All matzah brei recipes are united by two ingredients–eggs and broken-up pieces of matzah–and one matzah-softening technique–soaking matzah pieces in hot water for 30 seconds and squeezing out the water.
Everything else about the dish can differ, depending on where you’re from, or what you like to eat.
For instance, matzah brei can be sweet or savory. If you grew up eating it sweet, with honey or cinnamon, your family’s recipe might come from Poland or Hungary. By contrast, German, Lithuanian, and Russian recipes are usually savory, with salt and pepper or even sauerkraut. Today’s variations take the sweet and savory classics up a notch with savory ingredients like onions and peppers, or if you’re going sweet, apples and maple syrup.
As for the name? Brei (rhymes with fry) is German for a mash, or semi-solid food.

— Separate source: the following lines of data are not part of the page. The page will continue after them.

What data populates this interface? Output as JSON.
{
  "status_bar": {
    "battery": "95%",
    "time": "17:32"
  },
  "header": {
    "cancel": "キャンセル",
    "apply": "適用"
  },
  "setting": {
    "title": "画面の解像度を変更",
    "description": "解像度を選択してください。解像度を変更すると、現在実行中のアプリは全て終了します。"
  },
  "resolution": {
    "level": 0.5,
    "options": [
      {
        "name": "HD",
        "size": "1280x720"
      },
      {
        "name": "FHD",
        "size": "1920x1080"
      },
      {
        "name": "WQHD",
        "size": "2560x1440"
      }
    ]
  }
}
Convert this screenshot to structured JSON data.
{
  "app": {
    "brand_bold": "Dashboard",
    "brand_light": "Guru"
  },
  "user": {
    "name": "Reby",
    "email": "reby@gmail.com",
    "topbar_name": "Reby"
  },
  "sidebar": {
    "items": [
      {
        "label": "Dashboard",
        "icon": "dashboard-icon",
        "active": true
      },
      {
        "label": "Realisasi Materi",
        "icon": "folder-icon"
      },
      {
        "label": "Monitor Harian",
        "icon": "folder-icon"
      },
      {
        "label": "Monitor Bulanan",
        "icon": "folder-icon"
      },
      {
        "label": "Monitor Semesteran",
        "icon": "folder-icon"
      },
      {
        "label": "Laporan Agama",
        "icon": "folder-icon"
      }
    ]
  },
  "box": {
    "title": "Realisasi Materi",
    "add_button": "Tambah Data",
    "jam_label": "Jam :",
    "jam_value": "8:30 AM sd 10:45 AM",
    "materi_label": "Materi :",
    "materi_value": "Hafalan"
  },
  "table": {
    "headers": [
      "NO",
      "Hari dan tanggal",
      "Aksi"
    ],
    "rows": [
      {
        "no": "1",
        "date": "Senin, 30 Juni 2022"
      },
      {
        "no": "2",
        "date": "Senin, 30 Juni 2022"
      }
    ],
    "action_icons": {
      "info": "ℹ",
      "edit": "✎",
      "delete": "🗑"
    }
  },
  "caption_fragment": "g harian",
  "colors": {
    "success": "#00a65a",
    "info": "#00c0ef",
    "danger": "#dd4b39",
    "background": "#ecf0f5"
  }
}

And here’s a fun fact: In modern Yiddish, brei means to fry.
However you like it, Matzah Brei isn’t just for Passover; it’s a quick and easy dish that you can nosh on all year round, for breakfast, lunch or dinner!
Here are a few of our favorite recipes from The Nosher:
And some tasty recipes from our food blogging friends:
Pronounced: SAY-der, Origin: Hebrew, literally “order”; usually used to describe the ceremonial meal and telling of the Passover story on the first two nights of Passover. (In Israel, Jews have a seder only on the first night of Passover.)